As gas turbine inlet temperature continuously increases, blade trailing edge suffers an extremely high thermal load due to the thin structure and constraint of internal convective cooling arrangements. To overcome these difficulties, pressure-side cutback, which is strengthened with multiple internal structures and land extensions, is widely used in blades to protect trailing edge from high thermal stresses. Due to the geometrical complexity and strong interactions between coolant flow and mainstream, sophisticated heat transfer and flow patterns exist in the cutback region, which presents a great challenge for the trailing edge cutback design. To understand the heat transfer and aerodynamic performance in blade with trailing edge cutback, CFD method has become an efficient tool which provides deep insights into the flow mechanisms and heat transfer characteristics in the detailed region. To accurately resolve the flow and heat transfer performance in a turbine blade with trailing edge cutback, structured grids are preferred because of higher resolution in flow/heat transfer prediction than unstructured grids, especially in boundary layers. However, for a blade with landed trailing edge cutback, few researchers tried to employ structured grids to predict aero-thermal performance due to the geometrical complexity.

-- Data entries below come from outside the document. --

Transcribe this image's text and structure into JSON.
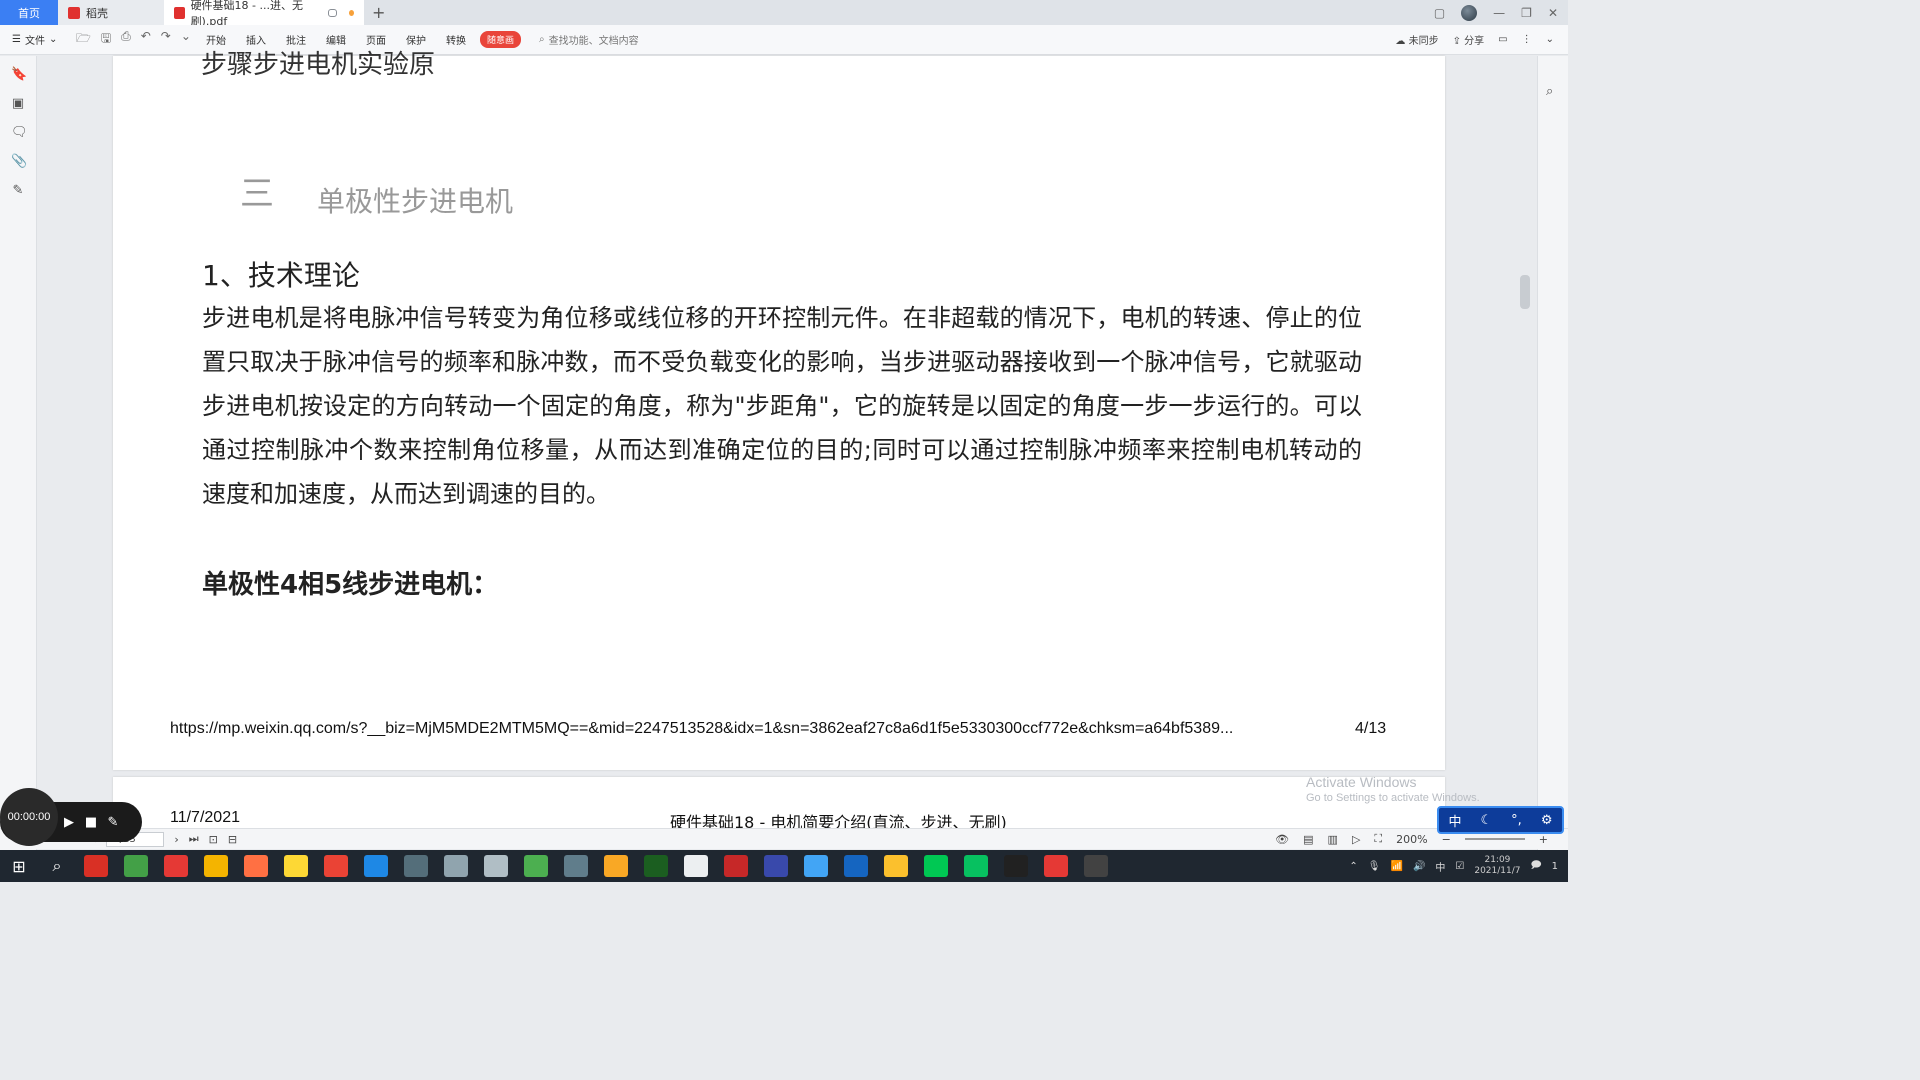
{
  "tabs": {
    "home": "首页",
    "daoke": "稻壳",
    "pdf": "硬件基础18 - ...进、无刷).pdf",
    "new_tab": "+"
  },
  "ribbon": {
    "file": "文件",
    "tabs": [
      "开始",
      "插入",
      "批注",
      "编辑",
      "页面",
      "保护",
      "转换"
    ],
    "hot": "随意画",
    "search_placeholder": "查找功能、文档内容",
    "sync": "未同步",
    "share": "分享"
  },
  "document": {
    "cut_top": "步骤步进电机实验原",
    "section_num": "三",
    "section_title": "单极性步进电机",
    "heading": "1、技术理论",
    "paragraph": "步进电机是将电脉冲信号转变为角位移或线位移的开环控制元件。在非超载的情况下，电机的转速、停止的位置只取决于脉冲信号的频率和脉冲数，而不受负载变化的影响，当步进驱动器接收到一个脉冲信号，它就驱动步进电机按设定的方向转动一个固定的角度，称为\"步距角\"，它的旋转是以固定的角度一步一步运行的。可以通过控制脉冲个数来控制角位移量，从而达到准确定位的目的;同时可以通过控制脉冲频率来控制电机转动的速度和加速度，从而达到调速的目的。",
    "subheading": "单极性4相5线步进电机：",
    "footer_url": "https://mp.weixin.qq.com/s?__biz=MjM5MDE2MTM5MQ==&mid=2247513528&idx=1&sn=3862eaf27c8a6d1f5e5330300ccf772e&chksm=a64bf5389...",
    "footer_page": "4/13",
    "next_date": "11/7/2021",
    "next_title": "硬件基础18 - 电机简要介绍(直流、步进、无刷)"
  },
  "watermark": {
    "line1": "Activate Windows",
    "line2": "Go to Settings to activate Windows."
  },
  "statusbar": {
    "page": "4/13",
    "zoom": "200%"
  },
  "recorder": {
    "time": "00:00:00"
  },
  "ime": {
    "lang": "中"
  },
  "taskbar": {
    "time": "21:09",
    "date": "2021/11/7",
    "ime": "中",
    "notif": "1",
    "app_colors": [
      "#d93025",
      "#43a047",
      "#e53935",
      "#f4b400",
      "#ff7043",
      "#fdd835",
      "#ea4335",
      "#1e88e5",
      "#546e7a",
      "#90a4ae",
      "#b0bec5",
      "#4caf50",
      "#607d8b",
      "#f9a825",
      "#1b5e20",
      "#eceff1",
      "#c62828",
      "#3949ab",
      "#42a5f5",
      "#1565c0",
      "#fbc02d",
      "#00c853",
      "#07c160",
      "#212121",
      "#e53935",
      "#424242"
    ]
  }
}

In this paper, the Background-Grid Based Mapping (BGBM) method proposed in Part I of this study was adopted to generate multi-block structured grids for a gas turbine vane with landed trailing edge cutback. With the coordinate transformation strategies, multi-block structured grids for the vane with landed trailing edge cutback were generated conveniently. With the generated structured grids, flow and heat transfer performance in vane were investigated using RANS (Reynolds-Averaged Navier-Stokes) equations solutions combined with transitional turbulence model. Effects of land extensions on the heat transfer and aerodynamic performance were analyzed, as well as the effects of inflow turbulence intensity, mainstream Reynolds number and ejection rate. The results show that heat transfer coefficients on vane surface, total pressure loss coefficient and energy loss coefficient in vane are all increased with the increase of inflow turbulence intensity. However, heat transfer coefficients on cutback and trailing edge surface are not sensitive to inflow turbulence intensity. At the same inflow turbulence intensity, the aerodynamic loss in vane is decreased with increasing the Reynolds number of mainstream. The increase of ejection rate significantly increases the heat transfer coefficients on cutback surface. Compared with the vane without land extensions, heat transfer coefficients and pressure coefficients on vane surface are reduced and the heat transfer coefficients on cutback surface are increased for the vane with land extensions. In the case of Re = 2.0 × 106, the area-averaged heat transfer coefficient on landed cutback is 14.46% higher than the cutback without lands. Compared with the experimental data, predictions with structured grids based on BGBM method are more agreeable than those with unstructured grids.